Marginal improvement of various bonuses
Bonus from training this specific level
Level 5%/level 7.5%/level 10%/level 15%/level 20%/level
Level 5%/level 7.5%/level 10%/level 15%/level 20%/level
I 5% 7.5% 10% 15% 20%
II 4.8% 7% 9.1% 13% 16.7%
III 4.5% 6.5% 8.3% 11.5% 14.3%
IV 4.3% 6.1% 7.7% 10.3% 12.5%
V 4.2% 5.8% 7.1% 9.4% 11.1%

…and just to hammer the point home, if we normalise the training times to have the entire voyage from lvl-0 to lvl-V count as “1 time unit”, we can combine these marginal increase values with the to-level training times above to see how much bonus-per-time-unit each level increase gives us:

Bonus per time unit of training
Level 5%/level 7.5%/level 10%/level 15%/level 20%/level
Level 5%/level 7.5%/level 10%/level 15%/level 20%/level
I 5,120% 7,680% 10,240% 15,360% 20,480%
II 1,047% 1,534% 1,999% 2,868% 3,665%
III 176.7% 253.5% 323.9% 448.5% 555.3%
IV 29.9% 42.1% 52.9% 71.1% 85.9%
V 5.1% 7% 8.7% 11.4% 13.5%

Ouch. It should come as no surprise at this point that the first level produce such high numbers: they give the highest marginal increase in bonus for an absolutely minute expenditure of SP, and conversely that the lvl V:s give the least for the longest training time. What this table shows is the massive difference in time efficiency between the levels for various skill bonuses.

Putting it all together

Where this matters is when we go back to the earlier discovery about the equivalence between ranks and higher levels. The question is simply this: what is the best use of your time? Instead of getting that 4.2% higher bonus by taking a skill to lvl V, you can train 4½ other skills of a similar rank to lvl IV. If those skills also give 5%/level, you now have five skills with a 20% bonus each rather than one skill with a 25% bonus. If those skills are complementary and the bonuses end up multiplying together, you have a 249% total bonus from those five skills rather than 25% from just one of them. Granted, you will quickly run out of skills that combine that way, but even when looking at the set of skills separately, it's not too difficult to imagine that five 20% bonuses offers more than a single 25% one.

It needs to be emphasised that this comparison is only looking at bang for the buck in the form of bonuses from a single skill or some imagined set of very closely matched skills. In the game, there are often more and better reasons to train a skill than to just chase that higher bonus: higher skill levels unlock better equipment or support skills that in and of themselves give you higher stats. Occasionally, this will be enough to compensate for the low added bonus you get from the skill itself.

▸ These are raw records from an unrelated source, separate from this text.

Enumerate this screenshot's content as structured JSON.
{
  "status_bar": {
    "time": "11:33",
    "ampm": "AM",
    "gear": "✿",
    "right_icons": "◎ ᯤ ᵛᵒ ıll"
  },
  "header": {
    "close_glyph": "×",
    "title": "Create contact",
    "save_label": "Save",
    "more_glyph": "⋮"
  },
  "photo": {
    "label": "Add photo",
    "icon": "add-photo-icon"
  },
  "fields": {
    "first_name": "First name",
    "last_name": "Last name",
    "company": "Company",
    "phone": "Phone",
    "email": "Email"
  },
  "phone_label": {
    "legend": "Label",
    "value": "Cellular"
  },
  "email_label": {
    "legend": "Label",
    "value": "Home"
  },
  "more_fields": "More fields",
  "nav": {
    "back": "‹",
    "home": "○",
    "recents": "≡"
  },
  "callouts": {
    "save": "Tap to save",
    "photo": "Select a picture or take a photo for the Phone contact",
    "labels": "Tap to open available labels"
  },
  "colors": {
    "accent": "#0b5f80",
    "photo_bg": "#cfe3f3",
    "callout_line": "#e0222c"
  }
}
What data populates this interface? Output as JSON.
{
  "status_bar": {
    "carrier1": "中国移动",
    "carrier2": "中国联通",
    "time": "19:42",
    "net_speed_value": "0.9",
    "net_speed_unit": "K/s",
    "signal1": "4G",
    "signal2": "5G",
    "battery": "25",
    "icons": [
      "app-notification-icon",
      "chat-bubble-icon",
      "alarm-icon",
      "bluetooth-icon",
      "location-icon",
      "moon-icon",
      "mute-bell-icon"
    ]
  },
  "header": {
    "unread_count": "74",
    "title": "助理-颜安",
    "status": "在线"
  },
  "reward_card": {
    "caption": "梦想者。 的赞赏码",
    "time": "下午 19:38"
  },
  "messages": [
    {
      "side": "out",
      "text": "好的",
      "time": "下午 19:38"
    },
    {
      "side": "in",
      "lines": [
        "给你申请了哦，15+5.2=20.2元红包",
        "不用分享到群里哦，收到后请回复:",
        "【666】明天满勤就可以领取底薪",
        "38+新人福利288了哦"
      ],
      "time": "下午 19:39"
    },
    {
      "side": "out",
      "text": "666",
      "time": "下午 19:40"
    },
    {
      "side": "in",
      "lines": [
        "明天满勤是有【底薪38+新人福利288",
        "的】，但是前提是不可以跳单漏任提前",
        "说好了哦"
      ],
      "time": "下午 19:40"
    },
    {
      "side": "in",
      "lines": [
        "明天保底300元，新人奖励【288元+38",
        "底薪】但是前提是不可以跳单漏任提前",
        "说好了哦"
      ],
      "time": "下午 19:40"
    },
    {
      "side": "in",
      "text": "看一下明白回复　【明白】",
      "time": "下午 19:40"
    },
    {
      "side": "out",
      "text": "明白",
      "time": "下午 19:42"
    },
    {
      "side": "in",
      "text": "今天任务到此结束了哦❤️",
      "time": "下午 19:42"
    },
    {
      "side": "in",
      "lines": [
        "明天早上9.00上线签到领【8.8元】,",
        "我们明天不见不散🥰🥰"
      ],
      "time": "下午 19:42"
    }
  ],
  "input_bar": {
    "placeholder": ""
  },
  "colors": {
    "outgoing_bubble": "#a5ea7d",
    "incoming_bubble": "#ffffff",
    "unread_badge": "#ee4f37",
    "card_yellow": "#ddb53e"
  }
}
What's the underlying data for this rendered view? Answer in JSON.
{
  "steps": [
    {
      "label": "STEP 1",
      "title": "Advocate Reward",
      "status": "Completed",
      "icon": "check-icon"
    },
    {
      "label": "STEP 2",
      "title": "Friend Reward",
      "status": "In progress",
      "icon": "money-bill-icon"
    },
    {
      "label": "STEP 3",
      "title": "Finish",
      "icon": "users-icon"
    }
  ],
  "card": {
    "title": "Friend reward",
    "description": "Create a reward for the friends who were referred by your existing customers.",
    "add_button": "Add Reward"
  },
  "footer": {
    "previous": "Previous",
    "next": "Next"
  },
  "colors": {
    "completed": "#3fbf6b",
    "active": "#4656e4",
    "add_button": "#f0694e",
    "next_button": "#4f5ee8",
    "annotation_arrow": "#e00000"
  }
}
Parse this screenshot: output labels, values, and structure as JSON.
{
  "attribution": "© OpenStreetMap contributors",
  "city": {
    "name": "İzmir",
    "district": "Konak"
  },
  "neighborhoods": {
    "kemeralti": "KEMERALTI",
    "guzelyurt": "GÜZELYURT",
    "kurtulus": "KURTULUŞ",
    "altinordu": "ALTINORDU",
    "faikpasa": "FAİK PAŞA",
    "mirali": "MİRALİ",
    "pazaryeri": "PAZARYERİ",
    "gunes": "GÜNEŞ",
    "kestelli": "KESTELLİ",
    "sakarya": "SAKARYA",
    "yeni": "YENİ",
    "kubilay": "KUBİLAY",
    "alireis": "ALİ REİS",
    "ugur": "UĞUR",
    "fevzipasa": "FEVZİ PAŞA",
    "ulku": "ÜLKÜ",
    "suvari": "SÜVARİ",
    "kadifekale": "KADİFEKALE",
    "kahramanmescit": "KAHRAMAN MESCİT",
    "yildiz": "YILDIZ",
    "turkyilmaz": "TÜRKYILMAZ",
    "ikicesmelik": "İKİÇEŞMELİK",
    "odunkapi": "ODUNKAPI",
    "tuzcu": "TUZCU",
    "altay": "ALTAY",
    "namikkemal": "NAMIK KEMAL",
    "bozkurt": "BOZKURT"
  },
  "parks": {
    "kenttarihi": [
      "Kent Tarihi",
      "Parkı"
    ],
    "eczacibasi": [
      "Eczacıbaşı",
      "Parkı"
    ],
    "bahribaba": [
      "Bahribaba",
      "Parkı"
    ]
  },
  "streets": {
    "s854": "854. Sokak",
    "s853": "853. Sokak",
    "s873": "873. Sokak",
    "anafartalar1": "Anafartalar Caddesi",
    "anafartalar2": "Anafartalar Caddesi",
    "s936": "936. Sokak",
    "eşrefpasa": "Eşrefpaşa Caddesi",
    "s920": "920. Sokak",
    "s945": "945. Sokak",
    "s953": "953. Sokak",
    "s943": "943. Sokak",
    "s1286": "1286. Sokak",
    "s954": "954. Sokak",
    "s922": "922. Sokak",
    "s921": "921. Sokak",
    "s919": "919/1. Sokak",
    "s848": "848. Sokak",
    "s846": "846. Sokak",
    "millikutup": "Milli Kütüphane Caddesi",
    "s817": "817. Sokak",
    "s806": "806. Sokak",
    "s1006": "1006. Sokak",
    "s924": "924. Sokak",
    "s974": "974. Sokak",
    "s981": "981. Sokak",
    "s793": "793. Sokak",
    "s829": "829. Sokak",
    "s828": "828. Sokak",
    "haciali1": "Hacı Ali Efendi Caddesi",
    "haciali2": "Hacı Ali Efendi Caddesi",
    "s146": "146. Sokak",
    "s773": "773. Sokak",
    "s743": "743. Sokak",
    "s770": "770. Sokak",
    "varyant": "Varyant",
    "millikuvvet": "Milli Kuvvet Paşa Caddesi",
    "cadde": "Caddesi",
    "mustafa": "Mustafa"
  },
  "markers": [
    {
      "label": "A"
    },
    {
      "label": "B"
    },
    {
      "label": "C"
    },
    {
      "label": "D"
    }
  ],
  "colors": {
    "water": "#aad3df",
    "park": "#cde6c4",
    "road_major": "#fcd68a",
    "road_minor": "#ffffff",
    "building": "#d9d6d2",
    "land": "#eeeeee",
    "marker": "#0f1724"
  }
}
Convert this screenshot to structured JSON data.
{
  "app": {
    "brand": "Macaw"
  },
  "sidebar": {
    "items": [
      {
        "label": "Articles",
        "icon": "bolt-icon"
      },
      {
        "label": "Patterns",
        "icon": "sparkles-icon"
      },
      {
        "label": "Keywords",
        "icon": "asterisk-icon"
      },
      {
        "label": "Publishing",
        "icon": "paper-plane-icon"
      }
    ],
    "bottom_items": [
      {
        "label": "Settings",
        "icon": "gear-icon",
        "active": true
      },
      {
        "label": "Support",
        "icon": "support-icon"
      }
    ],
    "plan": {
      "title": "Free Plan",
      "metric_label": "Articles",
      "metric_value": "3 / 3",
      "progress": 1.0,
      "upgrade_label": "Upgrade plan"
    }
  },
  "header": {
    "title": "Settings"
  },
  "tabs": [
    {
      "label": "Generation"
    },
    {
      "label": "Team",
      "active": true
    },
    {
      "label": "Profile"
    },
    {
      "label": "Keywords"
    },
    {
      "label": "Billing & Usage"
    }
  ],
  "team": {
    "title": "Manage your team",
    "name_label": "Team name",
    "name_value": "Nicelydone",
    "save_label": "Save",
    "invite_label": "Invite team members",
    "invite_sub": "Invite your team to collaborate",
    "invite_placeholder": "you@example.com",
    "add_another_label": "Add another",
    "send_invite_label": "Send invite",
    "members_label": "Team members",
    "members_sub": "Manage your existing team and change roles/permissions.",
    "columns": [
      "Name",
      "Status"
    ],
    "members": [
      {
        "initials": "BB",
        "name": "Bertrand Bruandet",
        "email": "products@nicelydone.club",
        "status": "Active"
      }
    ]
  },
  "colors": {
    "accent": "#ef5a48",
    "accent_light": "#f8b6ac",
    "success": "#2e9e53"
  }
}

What this little exercise illustrates is the core lesson about the EVE skill system that needs to be understood before we jump into the next part of this series: the double-whammy of increased time costs for higher levels that lead to increasingly smaller bonuses, and how this opens up a world of opportunities and opportunity costs. As we start to explore the supposed problems of time-based SP accumulation and the advantage this generates for older players, these opportunity costs are what will ultimately save the new or time-challenged player.